Bernstein did not answer several other questions regarding the non-renewal of the contract, including the reason and whether this was an indication that Summa was moving toward an employee-staffed model instead of working with independently contracted physician groups.

Fuenning, who said he is the longest-serving critical care specialist in Akron, has been practicing at Summa facilities since 1986.

Fuenning said he reached out to Summa leadership in May to ask whether they could start negotiations for a new contract. Fuenning said he was met with silence for several weeks, followed by a quick meeting to be told their contract would not be renewed.

"They offered no reason for their decision," he said.

Subsequently, he found out that Summa would staff its critical care units exclusively with Summa-employed medical personnel.

Fuenning said he and his colleagues are disappointed in the non-renewal.

"Many of my physicians I work with are graduates of that hospital residency program. They came back to this community to be here. We liked that hospital, so it's very disappointing," he said.

Fuenning said he and his colleagues would never tell a patient where to go for medical care, but they will be notifying patients that his practice is no longer able to see patients on critical-care units at City Hospital. They will continue to have privileges on non-critical care units, but if patients' conditions decline and they are moved to an ICU, the doctors could not see them, he said.

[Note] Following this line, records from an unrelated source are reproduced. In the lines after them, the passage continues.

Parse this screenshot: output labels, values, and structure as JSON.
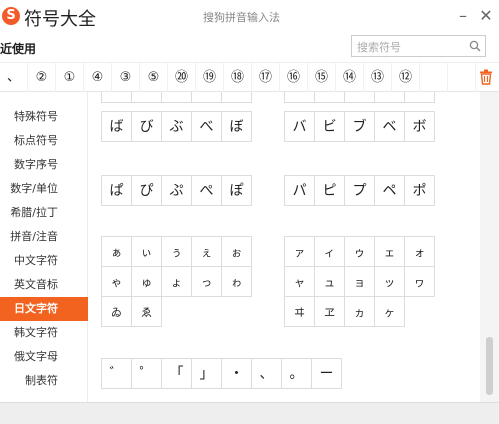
{
  "window": {
    "app_title": "符号大全",
    "sub_title": "搜狗拼音输入法",
    "logo": "S"
  },
  "recent": {
    "label": "最近使用",
    "items": [
      "、",
      "②",
      "①",
      "④",
      "③",
      "⑤",
      "⑳",
      "⑲",
      "⑱",
      "⑰",
      "⑯",
      "⑮",
      "⑭",
      "⑬",
      "⑫"
    ]
  },
  "search": {
    "placeholder": "搜索符号",
    "value": ""
  },
  "sidebar": {
    "items": [
      "特殊符号",
      "标点符号",
      "数字序号",
      "数字/单位",
      "希腊/拉丁",
      "拼音/注音",
      "中文字符",
      "英文音标",
      "日文字符",
      "韩文字符",
      "俄文字母",
      "制表符"
    ],
    "active": "日文字符"
  },
  "groups": {
    "hiragana_b": [
      "ば",
      "び",
      "ぶ",
      "べ",
      "ぼ"
    ],
    "katakana_b": [
      "バ",
      "ビ",
      "ブ",
      "ベ",
      "ボ"
    ],
    "hiragana_p": [
      "ぱ",
      "ぴ",
      "ぷ",
      "ぺ",
      "ぽ"
    ],
    "katakana_p": [
      "パ",
      "ピ",
      "プ",
      "ペ",
      "ポ"
    ],
    "hiragana_small": [
      "ぁ",
      "ぃ",
      "ぅ",
      "ぇ",
      "ぉ",
      "ゃ",
      "ゅ",
      "ょ",
      "っ",
      "ゎ",
      "ゐ",
      "ゑ"
    ],
    "katakana_small": [
      "ァ",
      "ィ",
      "ゥ",
      "ェ",
      "ォ",
      "ャ",
      "ュ",
      "ョ",
      "ッ",
      "ヮ",
      "ヰ",
      "ヱ",
      "ヵ",
      "ヶ"
    ],
    "marks": [
      "゛",
      "゜",
      "「",
      "」",
      "・",
      "、",
      "。",
      "ー"
    ]
  },
  "colors": {
    "accent": "#f2631f"
  }
}
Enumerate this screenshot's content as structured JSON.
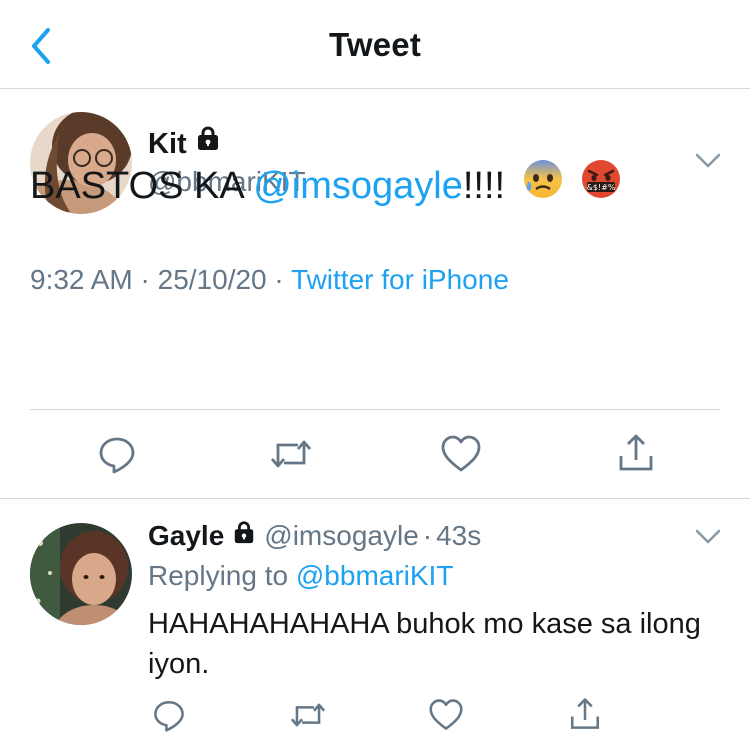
{
  "header": {
    "title": "Tweet"
  },
  "tweet": {
    "name": "Kit",
    "handle": "@bbmariKIT",
    "text_prefix": "BASTOS KA ",
    "mention": "@imsogayle",
    "text_suffix": "!!!!",
    "emojis": [
      "anxious-face-with-sweat",
      "face-with-symbols-on-mouth"
    ],
    "emoji_symbols": "&$!#%",
    "time": "9:32 AM",
    "date": "25/10/20",
    "source": "Twitter for iPhone",
    "sep": " · "
  },
  "reply": {
    "name": "Gayle",
    "handle": "@imsogayle",
    "age": "43s",
    "sep": "·",
    "replying_label": "Replying to ",
    "replying_to": "@bbmariKIT",
    "text": "HAHAHAHAHAHA buhok mo kase sa ilong iyon."
  },
  "colors": {
    "accent": "#1da1f2",
    "secondary": "#657786",
    "text": "#14171a",
    "divider": "#d6d9dc"
  },
  "icons": [
    "back-chevron-icon",
    "lock-icon",
    "chevron-down-icon",
    "reply-icon",
    "retweet-icon",
    "like-icon",
    "share-icon"
  ]
}
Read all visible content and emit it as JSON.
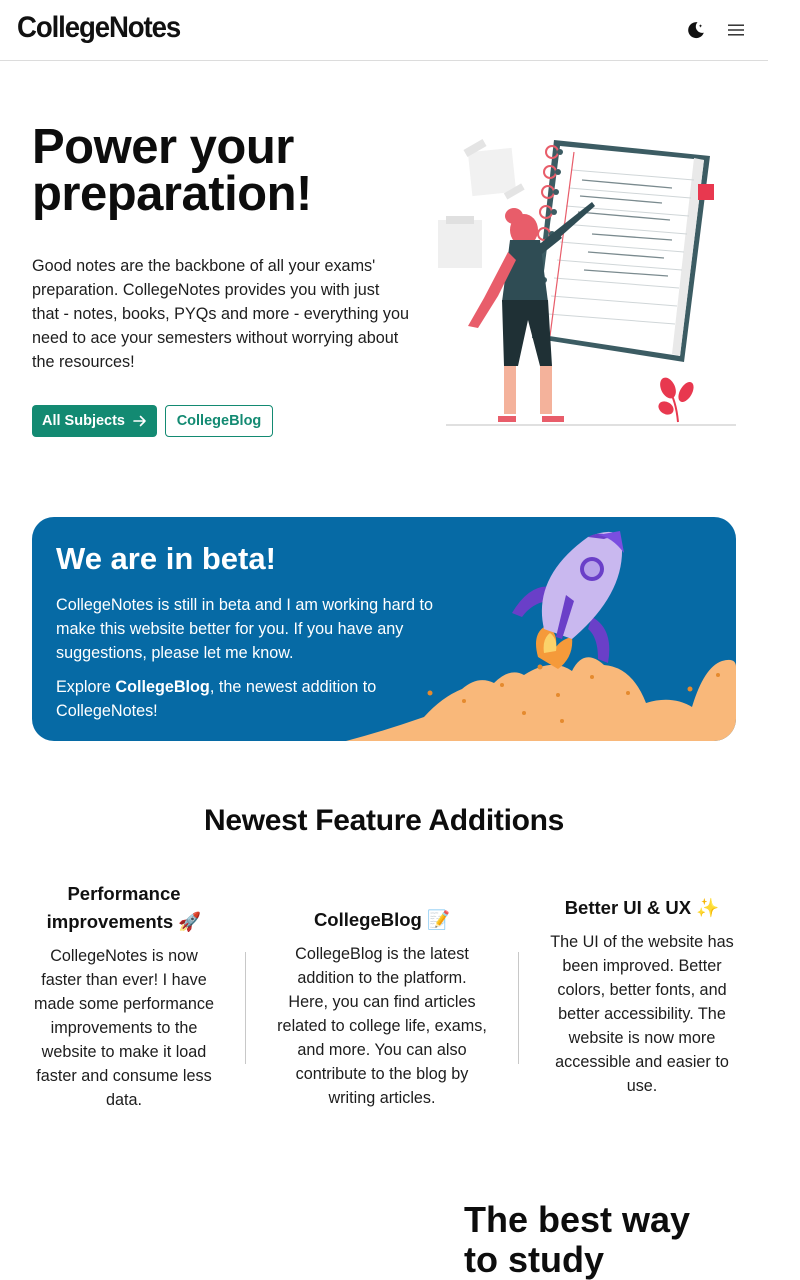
{
  "header": {
    "brand": "CollegeNotes",
    "theme_icon": "moon-icon",
    "menu_icon": "hamburger-menu-icon"
  },
  "hero": {
    "title_line1": "Power your",
    "title_line2": "preparation!",
    "description": "Good notes are the backbone of all your exams' preparation. CollegeNotes provides you with just that - notes, books, PYQs and more - everything you need to ace your semesters without worrying about the resources!",
    "primary_button": "All Subjects",
    "primary_button_icon": "arrow-right-icon",
    "secondary_button": "CollegeBlog"
  },
  "beta": {
    "title": "We are in beta!",
    "paragraph1": "CollegeNotes is still in beta and I am working hard to make this website better for you. If you have any suggestions, please let me know.",
    "paragraph2_prefix": "Explore ",
    "paragraph2_bold": "CollegeBlog",
    "paragraph2_suffix": ", the newest addition to CollegeNotes!"
  },
  "features": {
    "title": "Newest Feature Additions",
    "items": [
      {
        "title": "Performance improvements 🚀",
        "text": "CollegeNotes is now faster than ever! I have made some performance improvements to the website to make it load faster and consume less data."
      },
      {
        "title": "CollegeBlog 📝",
        "text": "CollegeBlog is the latest addition to the platform. Here, you can find articles related to college life, exams, and more. You can also contribute to the blog by writing articles."
      },
      {
        "title": "Better UI & UX ✨",
        "text": "The UI of the website has been improved. Better colors, better fonts, and better accessibility. The website is now more accessible and easier to use."
      }
    ]
  },
  "study": {
    "title_line1": "The best way",
    "title_line2": "to study"
  },
  "colors": {
    "accent": "#138a72",
    "beta_bg": "#066aa5"
  }
}
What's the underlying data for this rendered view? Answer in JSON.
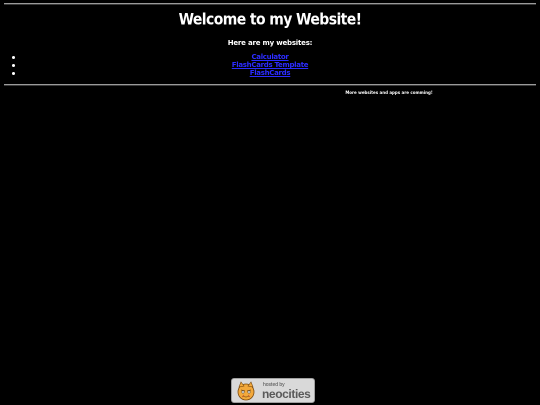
{
  "header": {
    "title": "Welcome to my Website!",
    "subtitle": "Here are my websites:"
  },
  "websites": [
    {
      "label": "Calculator"
    },
    {
      "label": "FlashCards Template"
    },
    {
      "label": "FlashCards"
    }
  ],
  "notice": {
    "text": "More websites and apps are comming!"
  },
  "badge": {
    "hosted_label": "hosted by",
    "brand_label": "neocities"
  },
  "colors": {
    "background": "#000000",
    "text": "#ffffff",
    "link": "#2c2cff"
  }
}
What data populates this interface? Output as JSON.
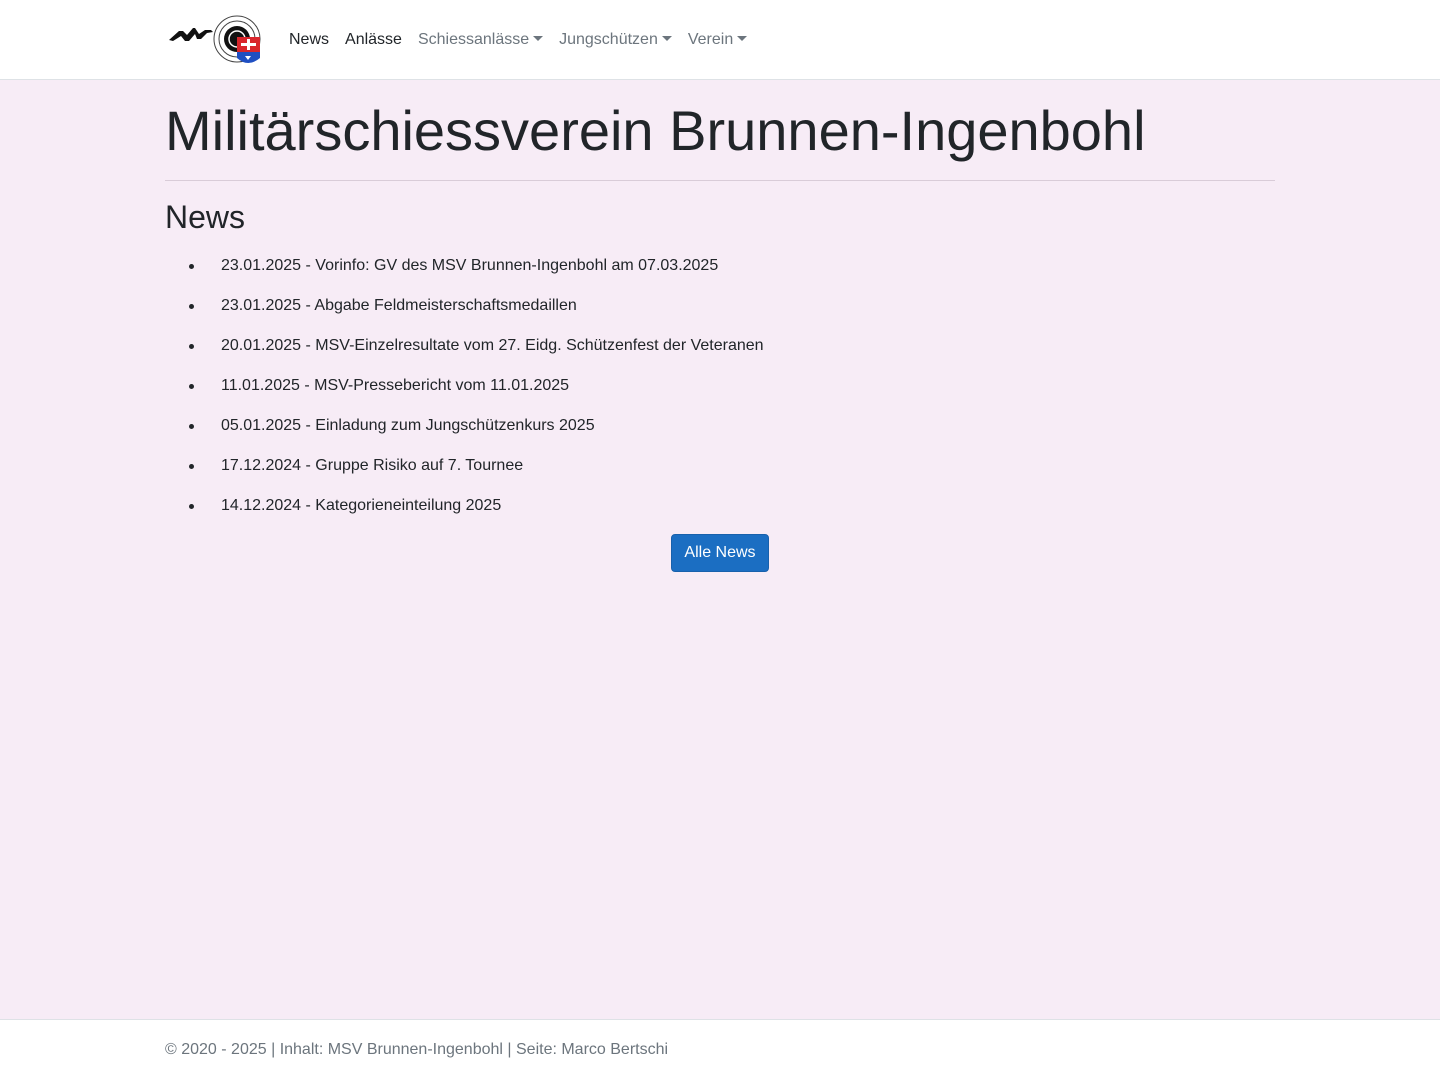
{
  "nav": {
    "logo_icon": "msv-target-logo-icon",
    "items": [
      {
        "label": "News",
        "dropdown": false,
        "style": "active"
      },
      {
        "label": "Anlässe",
        "dropdown": false,
        "style": "active"
      },
      {
        "label": "Schiessanlässe",
        "dropdown": true,
        "style": "muted"
      },
      {
        "label": "Jungschützen",
        "dropdown": true,
        "style": "muted"
      },
      {
        "label": "Verein",
        "dropdown": true,
        "style": "muted"
      }
    ]
  },
  "main": {
    "title": "Militärschiessverein Brunnen-Ingenbohl",
    "section_title": "News",
    "news": [
      "23.01.2025 - Vorinfo: GV des MSV Brunnen-Ingenbohl am 07.03.2025",
      "23.01.2025 - Abgabe Feldmeisterschaftsmedaillen",
      "20.01.2025 - MSV-Einzelresultate vom 27. Eidg. Schützenfest der Veteranen",
      "11.01.2025 - MSV-Pressebericht vom 11.01.2025",
      "05.01.2025 - Einladung zum Jungschützenkurs 2025",
      "17.12.2024 - Gruppe Risiko auf 7. Tournee",
      "14.12.2024 - Kategorieneinteilung 2025"
    ],
    "all_news_button": "Alle News"
  },
  "footer": {
    "text": "© 2020 - 2025 | Inhalt: MSV Brunnen-Ingenbohl | Seite: Marco Bertschi"
  },
  "colors": {
    "page_background": "#f7ecf6",
    "primary_button": "#1b6ec2",
    "text": "#212529",
    "muted_text": "#6c757d"
  }
}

The doctors will instead be practicing at other hospitals, Western Reserve Hospital, University Hospital Portage Medical Center (formerly Robinson Memorial Hospital) and Mercy Medical Center in Canton.

Fuenning is also an investor in Western Reserve Hospital, which has been in an extended legal battle with Summa. Fuenning said he was not in a position to say whether the non-renewal was personal, "but it certainly could be."

News of RCSA's contract not being renewed comes on the heels of the firestorm last week when it was revealed that Summa Emergency Associates (SEA) ­-- an independent physician corporation that's separate from Summa -- was being replaced with four day's notice to staff its five emergency rooms with a group of doctors paid by Canton-based US Acute Care Solutions (USACS) on New Year's Day.

The changeover surfaced publicly late last week and affected staffing at Akron City Hospital and Summa facilities in Barberton, Green, Medina and Wadsworth.

USACS works with hospitals across the country to provide similar groups of physician services. The company's chief executive officer, Dr. Dominic Bagnoli, is the husband of Dr. Vivian von Gruenigen, Summa's chief medical officer, one of the most powerful administrative positions at the health system.

Summa officials said on Friday that von Gruenigen was not involved in the selection process and that she would not affect the relationship between Summa and USACS.

Fuenning, who has served as a division chief in the pulmonary department and has served on the hospital's board of trustees, said he and his partners have been receiving support from other doctors upset with Summa's decision to terminate the contract with his group and SEA.

"There's now two episodes here. It makes someone pause and think," he said.

But a dozen Summa department chairs signed a letter that was posted on an internal Summa blog on Wednesday urging medical staff to support the system.

In the letter, they said "the rapid series of events" surrounding the ER change "have stirred a variety of emotions and promoted misinformation that does little to serve our patients or promote a positive working or learning environment.

"We accept that this happened due to a negotiating process that went awry and forced a difficult decision to change Emergency Department providers."

The leaders said it was in the best interest to move forward with the decision.

"While we realize there are powerful emotional responses to this situation, we, the Chairs, want to place the focus on our patients and on supporting the Emergency Medical Department to serve those patients," the letter said.

Betty Lin-Fisher can be reached at 330-996-3724 or Follow her @blinfisherABJ on Twitter or and see all her stories at